What is needed>
Tell how many lines in the data contain the word "icon", and leave out everything else.
-- -- --
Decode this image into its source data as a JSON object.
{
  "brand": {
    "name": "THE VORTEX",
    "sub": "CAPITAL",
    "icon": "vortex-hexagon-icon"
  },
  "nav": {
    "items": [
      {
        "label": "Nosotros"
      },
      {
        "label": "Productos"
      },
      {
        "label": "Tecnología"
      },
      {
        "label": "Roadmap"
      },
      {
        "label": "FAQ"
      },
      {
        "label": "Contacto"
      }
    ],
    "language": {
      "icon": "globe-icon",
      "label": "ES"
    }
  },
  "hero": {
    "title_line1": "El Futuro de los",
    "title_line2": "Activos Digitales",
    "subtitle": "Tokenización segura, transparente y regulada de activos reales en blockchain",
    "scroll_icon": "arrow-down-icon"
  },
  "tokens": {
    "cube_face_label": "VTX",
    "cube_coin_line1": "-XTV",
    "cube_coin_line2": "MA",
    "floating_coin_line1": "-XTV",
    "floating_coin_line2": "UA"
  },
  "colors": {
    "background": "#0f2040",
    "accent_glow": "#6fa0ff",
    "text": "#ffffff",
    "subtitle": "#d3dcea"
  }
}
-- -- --
Solution for this task>
3